I am barely through a couple of pages, when I feel like I have already realized that issue's worth. The "Forum" piece was all about critical thinking, and opens with the line that I always tell students in all my classes:
A democracy relies on an electorate of critical thinkers.
In every class that I teach, especially the introductory general education class, I often point out that I have a selfish interest, which has nothing to do with my paycheck. "I want my fellow-citizens to be able to think through" and, therefore, I am one insanely serious professional underneath the facade of a jovial personality, I tell them. Democracy depends on critical thinkers is exactly what I, too, tell them.
But, what is the point in having such an essay in the Scientific American, right? We need this in People magazine, on Facebook status updates, and in between television shows. In the Scientific American, it is the proverbial preaching to the choir!
The piece hits even more of the same ideas I share with students. The second line:
Yet formal education, which is driven by test taking, is increasingly failing to require students to ask the kind of questions that lead to informed decisions.
Oh boy, am in heaven, as opposed to the misery that often drives me to seek company!

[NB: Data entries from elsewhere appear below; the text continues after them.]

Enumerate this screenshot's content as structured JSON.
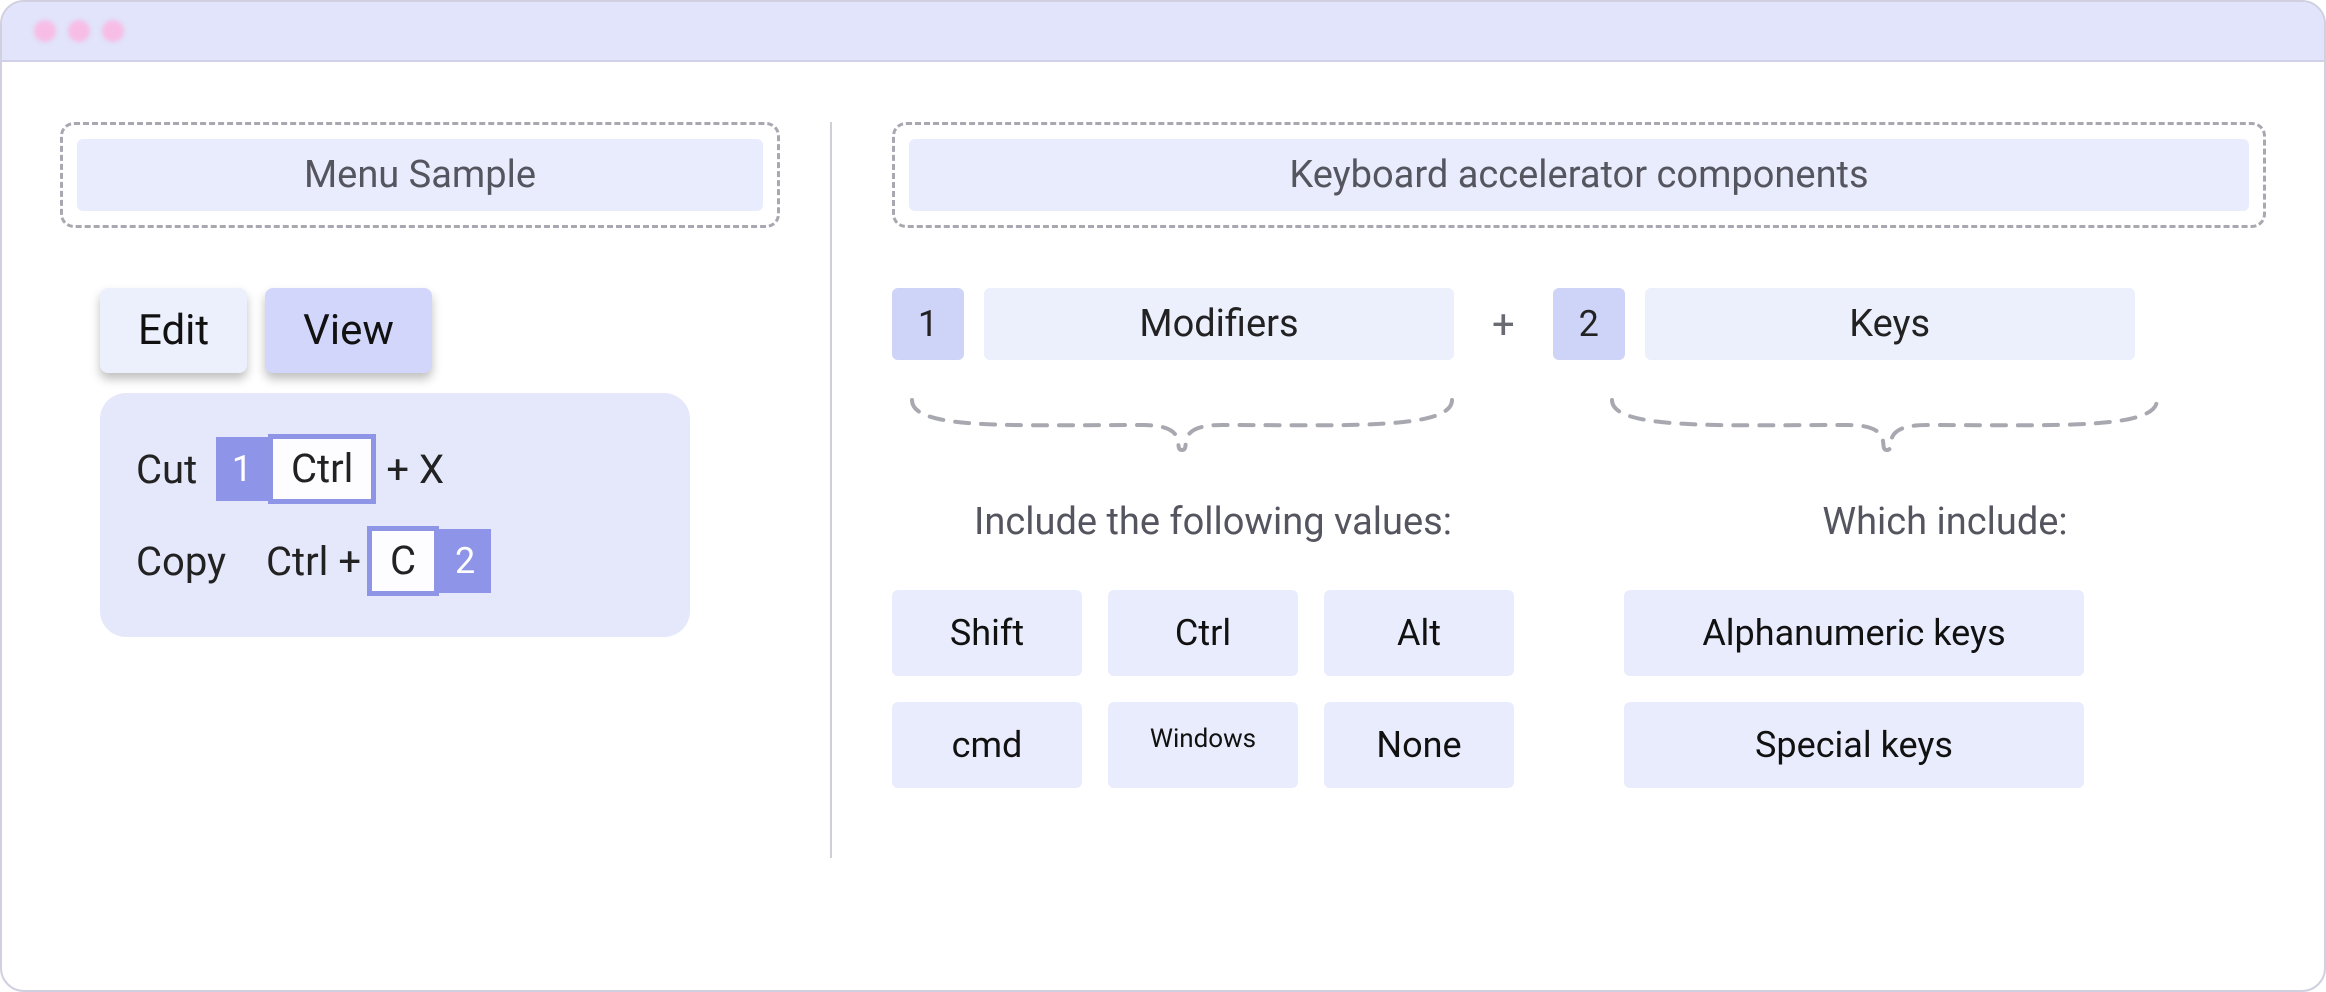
{
  "left": {
    "title": "Menu Sample",
    "tabs": {
      "edit": "Edit",
      "view": "View"
    },
    "rows": {
      "cut": {
        "label": "Cut",
        "annot_num": "1",
        "modifier": "Ctrl",
        "plus": "+ X"
      },
      "copy": {
        "label": "Copy",
        "prefix": "Ctrl +",
        "key": "C",
        "annot_num": "2"
      }
    }
  },
  "right": {
    "title": "Keyboard accelerator components",
    "comp": {
      "num1": "1",
      "label1": "Modifiers",
      "plus": "+",
      "num2": "2",
      "label2": "Keys"
    },
    "col1": {
      "heading": "Include the following values:",
      "keys": [
        "Shift",
        "Ctrl",
        "Alt",
        "cmd",
        "Windows",
        "None"
      ]
    },
    "col2": {
      "heading": "Which include:",
      "keys": [
        "Alphanumeric keys",
        "Special keys"
      ]
    }
  }
}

I mean, only recently, I wrote in my note to the online class:
Education is not at all about the tests that the faculty gives, or about the grades you end up with, but is all about what you have gained in terms of knowing something about the world--whether it is the Subcontinent or genetics or Hegelian philosophy. All these then help us create an orderly understanding, as much as possible, of the chaotic world outside.

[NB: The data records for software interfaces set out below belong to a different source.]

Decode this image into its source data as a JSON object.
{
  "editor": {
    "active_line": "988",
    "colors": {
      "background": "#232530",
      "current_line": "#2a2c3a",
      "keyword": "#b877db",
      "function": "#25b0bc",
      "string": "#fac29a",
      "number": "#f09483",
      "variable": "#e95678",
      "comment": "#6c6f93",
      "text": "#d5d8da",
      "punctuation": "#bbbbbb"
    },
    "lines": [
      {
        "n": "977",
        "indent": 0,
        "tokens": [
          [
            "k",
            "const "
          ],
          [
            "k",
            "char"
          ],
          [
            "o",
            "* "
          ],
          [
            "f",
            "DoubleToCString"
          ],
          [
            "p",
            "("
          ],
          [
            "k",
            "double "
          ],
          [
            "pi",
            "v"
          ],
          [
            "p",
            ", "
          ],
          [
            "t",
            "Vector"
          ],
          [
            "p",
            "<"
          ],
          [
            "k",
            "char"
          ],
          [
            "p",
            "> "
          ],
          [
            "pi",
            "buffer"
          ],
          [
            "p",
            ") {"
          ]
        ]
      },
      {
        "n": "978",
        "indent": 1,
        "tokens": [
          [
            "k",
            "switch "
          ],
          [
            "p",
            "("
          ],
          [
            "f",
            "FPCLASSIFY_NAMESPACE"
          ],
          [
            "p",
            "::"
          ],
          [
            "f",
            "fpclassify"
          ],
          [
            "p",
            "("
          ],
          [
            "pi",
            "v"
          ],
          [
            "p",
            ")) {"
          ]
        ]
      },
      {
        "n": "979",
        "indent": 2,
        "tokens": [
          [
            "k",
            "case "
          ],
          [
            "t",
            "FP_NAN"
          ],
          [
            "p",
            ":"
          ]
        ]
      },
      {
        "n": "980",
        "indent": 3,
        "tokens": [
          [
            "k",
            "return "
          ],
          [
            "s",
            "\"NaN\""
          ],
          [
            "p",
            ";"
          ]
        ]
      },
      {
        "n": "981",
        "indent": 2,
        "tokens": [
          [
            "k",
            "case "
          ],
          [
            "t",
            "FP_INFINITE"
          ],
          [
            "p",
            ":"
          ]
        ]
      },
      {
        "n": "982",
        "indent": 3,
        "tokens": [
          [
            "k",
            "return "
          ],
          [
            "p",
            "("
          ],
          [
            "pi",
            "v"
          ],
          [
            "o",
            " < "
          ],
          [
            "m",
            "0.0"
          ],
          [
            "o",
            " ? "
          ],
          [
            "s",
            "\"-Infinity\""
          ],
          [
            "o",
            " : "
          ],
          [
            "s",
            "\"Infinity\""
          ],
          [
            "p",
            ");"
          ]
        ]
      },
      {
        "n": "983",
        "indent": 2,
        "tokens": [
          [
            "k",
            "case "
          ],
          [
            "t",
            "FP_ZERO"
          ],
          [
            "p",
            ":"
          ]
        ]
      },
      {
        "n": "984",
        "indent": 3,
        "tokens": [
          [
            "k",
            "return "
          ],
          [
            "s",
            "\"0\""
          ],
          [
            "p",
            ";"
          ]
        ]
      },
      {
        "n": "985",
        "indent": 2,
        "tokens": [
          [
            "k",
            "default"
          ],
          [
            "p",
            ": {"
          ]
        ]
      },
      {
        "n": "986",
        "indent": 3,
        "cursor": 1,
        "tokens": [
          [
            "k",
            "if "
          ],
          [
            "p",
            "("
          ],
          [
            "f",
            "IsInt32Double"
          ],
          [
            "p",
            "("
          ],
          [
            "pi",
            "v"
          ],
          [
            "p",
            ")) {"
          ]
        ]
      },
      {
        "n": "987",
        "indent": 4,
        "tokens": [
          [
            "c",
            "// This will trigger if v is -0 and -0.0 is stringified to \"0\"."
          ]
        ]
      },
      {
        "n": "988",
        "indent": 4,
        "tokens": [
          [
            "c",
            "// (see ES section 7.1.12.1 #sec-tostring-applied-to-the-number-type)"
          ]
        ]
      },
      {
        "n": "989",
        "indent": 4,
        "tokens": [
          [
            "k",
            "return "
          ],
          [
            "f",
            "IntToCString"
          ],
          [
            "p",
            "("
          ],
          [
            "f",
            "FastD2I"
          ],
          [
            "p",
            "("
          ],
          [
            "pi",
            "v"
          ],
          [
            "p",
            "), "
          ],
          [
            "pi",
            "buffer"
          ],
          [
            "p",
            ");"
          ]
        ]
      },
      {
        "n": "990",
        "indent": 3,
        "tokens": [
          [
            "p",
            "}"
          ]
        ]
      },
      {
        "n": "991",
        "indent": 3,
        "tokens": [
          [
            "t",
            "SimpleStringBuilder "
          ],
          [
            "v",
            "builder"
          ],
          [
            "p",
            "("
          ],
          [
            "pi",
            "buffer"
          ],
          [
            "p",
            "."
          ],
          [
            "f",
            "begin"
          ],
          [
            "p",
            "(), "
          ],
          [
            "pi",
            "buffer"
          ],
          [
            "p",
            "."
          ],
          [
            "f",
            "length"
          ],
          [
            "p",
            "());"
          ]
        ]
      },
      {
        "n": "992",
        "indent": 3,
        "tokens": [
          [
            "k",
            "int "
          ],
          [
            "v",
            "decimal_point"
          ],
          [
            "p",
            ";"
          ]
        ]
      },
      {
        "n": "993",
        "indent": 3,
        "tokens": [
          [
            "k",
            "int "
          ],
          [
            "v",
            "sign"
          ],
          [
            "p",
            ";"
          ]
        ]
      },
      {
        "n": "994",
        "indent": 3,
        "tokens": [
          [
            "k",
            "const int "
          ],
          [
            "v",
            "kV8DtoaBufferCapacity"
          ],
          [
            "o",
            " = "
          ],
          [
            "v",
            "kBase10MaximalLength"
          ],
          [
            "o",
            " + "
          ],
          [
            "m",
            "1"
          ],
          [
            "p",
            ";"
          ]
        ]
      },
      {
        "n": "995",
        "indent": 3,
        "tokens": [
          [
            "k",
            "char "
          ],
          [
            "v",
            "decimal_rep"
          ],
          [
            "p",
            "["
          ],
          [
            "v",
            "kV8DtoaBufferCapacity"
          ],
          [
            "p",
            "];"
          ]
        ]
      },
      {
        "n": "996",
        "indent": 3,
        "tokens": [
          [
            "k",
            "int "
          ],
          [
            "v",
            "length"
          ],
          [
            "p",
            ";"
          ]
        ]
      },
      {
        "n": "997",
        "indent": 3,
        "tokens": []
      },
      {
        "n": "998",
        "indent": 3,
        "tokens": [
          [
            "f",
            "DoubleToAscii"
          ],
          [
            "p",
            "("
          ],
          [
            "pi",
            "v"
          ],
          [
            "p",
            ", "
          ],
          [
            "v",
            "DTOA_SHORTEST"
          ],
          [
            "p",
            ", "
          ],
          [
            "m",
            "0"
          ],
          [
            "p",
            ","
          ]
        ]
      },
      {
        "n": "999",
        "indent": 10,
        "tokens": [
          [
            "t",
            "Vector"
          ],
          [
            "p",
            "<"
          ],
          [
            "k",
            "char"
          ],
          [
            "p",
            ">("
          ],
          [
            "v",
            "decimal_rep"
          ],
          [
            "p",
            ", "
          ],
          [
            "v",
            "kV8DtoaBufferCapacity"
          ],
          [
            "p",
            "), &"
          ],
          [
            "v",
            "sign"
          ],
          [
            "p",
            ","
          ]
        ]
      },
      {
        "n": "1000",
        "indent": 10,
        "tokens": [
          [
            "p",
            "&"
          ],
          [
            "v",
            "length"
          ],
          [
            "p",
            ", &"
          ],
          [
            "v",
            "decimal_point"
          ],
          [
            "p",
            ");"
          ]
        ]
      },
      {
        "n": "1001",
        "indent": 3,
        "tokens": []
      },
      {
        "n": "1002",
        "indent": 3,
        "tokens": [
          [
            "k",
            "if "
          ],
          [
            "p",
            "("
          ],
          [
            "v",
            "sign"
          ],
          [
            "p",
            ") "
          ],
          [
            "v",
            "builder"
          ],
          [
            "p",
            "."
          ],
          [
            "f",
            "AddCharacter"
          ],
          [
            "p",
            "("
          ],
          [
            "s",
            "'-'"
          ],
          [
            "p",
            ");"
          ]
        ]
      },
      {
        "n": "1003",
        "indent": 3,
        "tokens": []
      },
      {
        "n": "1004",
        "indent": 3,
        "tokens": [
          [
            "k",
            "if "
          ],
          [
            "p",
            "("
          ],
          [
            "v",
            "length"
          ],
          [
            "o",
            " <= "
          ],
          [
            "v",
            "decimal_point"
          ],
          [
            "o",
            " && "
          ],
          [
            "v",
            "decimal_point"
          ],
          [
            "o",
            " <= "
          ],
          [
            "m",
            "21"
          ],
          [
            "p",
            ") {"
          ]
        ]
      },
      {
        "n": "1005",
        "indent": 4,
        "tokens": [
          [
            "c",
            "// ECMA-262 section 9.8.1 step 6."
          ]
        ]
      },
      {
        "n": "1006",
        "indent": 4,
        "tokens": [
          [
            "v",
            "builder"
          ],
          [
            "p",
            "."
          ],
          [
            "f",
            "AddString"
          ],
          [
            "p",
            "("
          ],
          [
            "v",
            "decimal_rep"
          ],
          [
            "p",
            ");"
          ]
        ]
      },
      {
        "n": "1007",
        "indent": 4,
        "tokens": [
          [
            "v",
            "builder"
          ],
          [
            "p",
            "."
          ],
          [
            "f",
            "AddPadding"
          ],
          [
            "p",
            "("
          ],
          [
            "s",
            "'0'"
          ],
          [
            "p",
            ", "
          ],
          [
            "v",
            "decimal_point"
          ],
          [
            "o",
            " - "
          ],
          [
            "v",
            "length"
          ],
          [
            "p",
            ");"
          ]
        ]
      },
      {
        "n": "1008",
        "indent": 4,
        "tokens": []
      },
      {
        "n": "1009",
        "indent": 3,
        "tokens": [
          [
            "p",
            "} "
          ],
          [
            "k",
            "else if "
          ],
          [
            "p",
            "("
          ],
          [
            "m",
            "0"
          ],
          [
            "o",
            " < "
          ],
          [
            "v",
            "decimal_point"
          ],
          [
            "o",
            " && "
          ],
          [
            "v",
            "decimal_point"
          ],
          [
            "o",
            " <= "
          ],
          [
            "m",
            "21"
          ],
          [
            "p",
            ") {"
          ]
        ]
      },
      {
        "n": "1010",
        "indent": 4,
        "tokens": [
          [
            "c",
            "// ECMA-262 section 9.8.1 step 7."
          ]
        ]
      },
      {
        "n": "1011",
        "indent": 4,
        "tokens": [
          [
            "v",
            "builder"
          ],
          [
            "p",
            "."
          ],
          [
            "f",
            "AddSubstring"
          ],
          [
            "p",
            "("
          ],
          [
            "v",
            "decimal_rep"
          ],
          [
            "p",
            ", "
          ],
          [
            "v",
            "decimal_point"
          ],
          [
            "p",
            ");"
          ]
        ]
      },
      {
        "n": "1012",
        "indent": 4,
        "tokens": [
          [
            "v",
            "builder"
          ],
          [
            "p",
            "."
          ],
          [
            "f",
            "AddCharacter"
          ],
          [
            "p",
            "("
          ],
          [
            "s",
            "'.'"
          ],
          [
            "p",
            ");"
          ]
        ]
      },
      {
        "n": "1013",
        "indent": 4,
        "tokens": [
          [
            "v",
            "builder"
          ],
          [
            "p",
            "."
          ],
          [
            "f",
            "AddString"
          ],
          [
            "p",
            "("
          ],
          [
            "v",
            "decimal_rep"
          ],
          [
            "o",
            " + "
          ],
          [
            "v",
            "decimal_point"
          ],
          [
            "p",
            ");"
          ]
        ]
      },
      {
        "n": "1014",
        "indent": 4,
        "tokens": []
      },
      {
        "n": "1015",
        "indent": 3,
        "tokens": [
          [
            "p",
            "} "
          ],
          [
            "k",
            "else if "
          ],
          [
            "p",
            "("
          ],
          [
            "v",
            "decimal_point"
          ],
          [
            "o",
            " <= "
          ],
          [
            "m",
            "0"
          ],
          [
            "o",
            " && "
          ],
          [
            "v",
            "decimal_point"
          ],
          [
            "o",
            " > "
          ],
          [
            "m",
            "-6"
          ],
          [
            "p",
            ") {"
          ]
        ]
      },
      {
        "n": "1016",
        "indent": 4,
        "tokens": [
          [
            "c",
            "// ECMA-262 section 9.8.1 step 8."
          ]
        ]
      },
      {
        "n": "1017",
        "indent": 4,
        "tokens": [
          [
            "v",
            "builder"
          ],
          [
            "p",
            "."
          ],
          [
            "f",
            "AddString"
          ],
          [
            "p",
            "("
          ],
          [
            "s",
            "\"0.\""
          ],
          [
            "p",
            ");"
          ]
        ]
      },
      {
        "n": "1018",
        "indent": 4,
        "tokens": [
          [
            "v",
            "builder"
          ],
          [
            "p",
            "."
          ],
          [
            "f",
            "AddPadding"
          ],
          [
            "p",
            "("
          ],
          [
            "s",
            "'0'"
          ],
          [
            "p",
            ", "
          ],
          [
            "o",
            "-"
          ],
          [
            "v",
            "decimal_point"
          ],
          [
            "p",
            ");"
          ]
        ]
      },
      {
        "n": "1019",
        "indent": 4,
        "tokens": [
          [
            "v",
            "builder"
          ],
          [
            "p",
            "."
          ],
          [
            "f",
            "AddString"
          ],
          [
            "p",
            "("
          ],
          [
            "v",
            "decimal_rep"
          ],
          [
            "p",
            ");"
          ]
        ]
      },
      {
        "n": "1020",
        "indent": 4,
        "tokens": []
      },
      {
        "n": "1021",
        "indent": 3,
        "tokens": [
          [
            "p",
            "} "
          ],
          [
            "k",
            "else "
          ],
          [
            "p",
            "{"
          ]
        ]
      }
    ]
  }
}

Unfortunately, education--from the first grade and well into higher education--is so test-driven, so much so that a typical student's question is "will this be on the test?"
If that weren't enough, the "Forum" essay highlights the importance of informal opportunities to develop critical thinking. Amen! A few years ago, I wrote, in the context of Honors Programs, that learning happens all the time. "A way of life" is what I called it. Learning even at the dinner table:
[Discussions] related to a movie such as “Bend it Like Beckham” will evoke from honors students not only images, story lines, and details about actors but also ideas that might range from the physics behind the trajectories of the footballs kicked by Beckham to the transformation of Britain by globalization or the role of religion. A movie no longer is only a movie, and honors becomes a way of life.
All because of critical thinking. The Scientific American piece concludes with the same points that I emphasize in my classes:
[People] must acquire this skill somewhere. Our society depends on them being able to make critical decisions, about their own medical treatment, say, or what we must do about global energy needs and demands. For that, we have a robust informal learning system that eschews grades, takes all comers, and is available even on holidays and weekends.
As I tell them, education is not merely what happens in a class. In fact, what happens outside the class is a lot more important.
Maybe I should hand every student in my intro class a copy of this Forum piece. Even if it means that as they leave the class they might toss the paper into the trash can. As long as it is the recycle bin!
And I still have plenty of pages to read in the Scientific American. Good for me!